It's February again, and lovebirds all over the United States are preparing to celebrate with flowers, candy, and maybe even a beautiful engagement ring. It's easy to get swept up in the romance of getting married, and planning a wedding can be one of the most fun and joyful times in a person's life. But before you light the unity candle, say “I do,” jump the broom, or break the glass - make sure you've done your financial homework together.
If you go through any pre-marital counseling, you'll learn that one key to a healthy relationship is effective communication.
The sooner you learn to talk openly and honestly about money, the better.
Some couples struggle with where to start and how to structure the conversation. I find that learning about your intended's goals and priorities is a good jumping-off point. After that, you'll need to get into the nitty-gritty of what you each own, what you each owe, and your credit history.
Start your conversation by asking a simple question of each other: “What financial goals are important for us to achieve in the next 3 years, 15 years, and 30 years?” Those goals might include buying a home, starting a family, paying off student loans or other debt, starting a business, saving for retirement, finishing a degree, or earning a certification. It's vital for you to know what matters to your spouse-to-be (and vice versa).
If you don't know where you're headed, how will you work as a team to get there?
You'll likely realize that you are not on the same page in all respects - and this is where loving, open, and honest communication will be important. Will you have to put a dream on hold so debt can be paid off? Will you need to adjust your ambitions for that huge house in the suburbs? Will it take longer to pay off your student loans than you anticipated? Is there a goal that really matters to him or her that wasn't even on your radar? Work as a team to narrow down your short-, medium-, and long-term goals to a list you both can agree on and work toward.
When you marry, you'll share more than a life, home, family, or name. You'll also share each other's income, assets, debt burden, and (to some extent) credit scores. Now is the time to share with your intended what you own, what you owe and how creditworthy you are (or aren't).
The process of sharing information about assets generally doesn't lead to too many nasty surprises. Just make sure you tell your spouse-to-be the nature and value of anything you own, including bank accounts, retirement plans, real estate, and business interests.
We tend to find more unpleasant surprises on the debt side of the balance sheet.
Where there is debt, be prepared to disclose the identity of the creditor, the minimum monthly payment, the expected payoff date, and the interest rate. If either party's debt is significant, you'll need to work together to develop a plan for paying it off.

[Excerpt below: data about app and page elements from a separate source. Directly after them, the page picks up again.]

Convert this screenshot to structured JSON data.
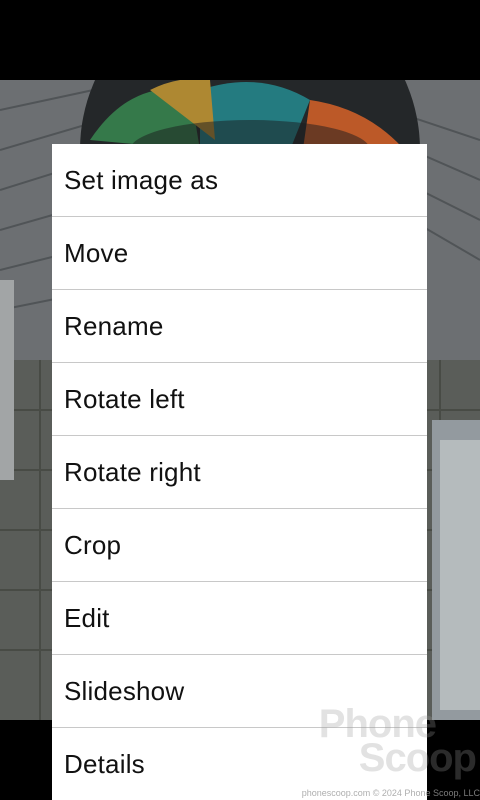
{
  "menu": {
    "items": [
      {
        "label": "Set image as"
      },
      {
        "label": "Move"
      },
      {
        "label": "Rename"
      },
      {
        "label": "Rotate left"
      },
      {
        "label": "Rotate right"
      },
      {
        "label": "Crop"
      },
      {
        "label": "Edit"
      },
      {
        "label": "Slideshow"
      },
      {
        "label": "Details"
      }
    ]
  },
  "watermark": {
    "line1": "Phone",
    "line2": "Scoop",
    "footer": "phonescoop.com  © 2024 Phone Scoop, LLC"
  }
}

Lastly, discuss your credit scores. Most banks and credit cards now offer credit monitoring and will show you your credit score on demand. If you don't know your credit score, now is a good time to find out what it is. Why? Most major short-term goals for newlyweds (like buying a home or new car) require a decent credit score. If only one of you has a good score (or neither of you has a good score), find out now so you can plan to build up your credit over time. This is a good place to start.
Most of you will recoil at the suggestion I am about to make, but hear me out. Because first marriages are happening later in life and second marriages are common, you should at least consider a prenuptial agreement. Why? Because Texas is a community property state.
Upon your marriage, half of everything you accrue and earn going forward will belong to your spouse (and vice versa).
Any assets that may have been your separate property at one time can become community property if they are co-mingled (meaning separate and community assets are mixed in the same account or asset). Anything you owned before the marriage like a retirement account, business interest, or home is your separate property, and can remain so for the duration of the marriage if you mind your Ps and Qs.
But in the event that your marriage ends in divorce, it may be difficult to prove what (if any) property might be separate. For example, if you had a 401(k) worth $100,000 before the marriage and subsequently made new contributions (from community earnings), maybe did a rollover to an IRA, or rolled over to another 401(k) plan, you've co-mingled and muddied the water. Once co-mingled, it will take a tracing expert and hundreds of dollars in fees to tease out what was yours before the marriage. Debt works the same way.
It would be a shame to have to take on debt that was never yours because you failed to prove it was separate at the date of marriage.
A prenuptial agreement will define any separate property (or debts) at the date of marriage and may even address how assets (and liabilities) are to be divided upon divorce. You'll save yourself money, frustration, and heartache by putting an agreement in place now. And if you never need to use your prenuptial agreement, that's a great outcome too.
Most people cringe at the idea of talking about money - it's a taboo subject in our culture.
But if you're close enough to each other to share a life, you are close enough to each other to share your financial facts, warts and all. I've worked with enough couples in my career to know that open, honest communication about money will help you enjoy a happier, more secure marriage. You ignore the elephant in the room at your peril.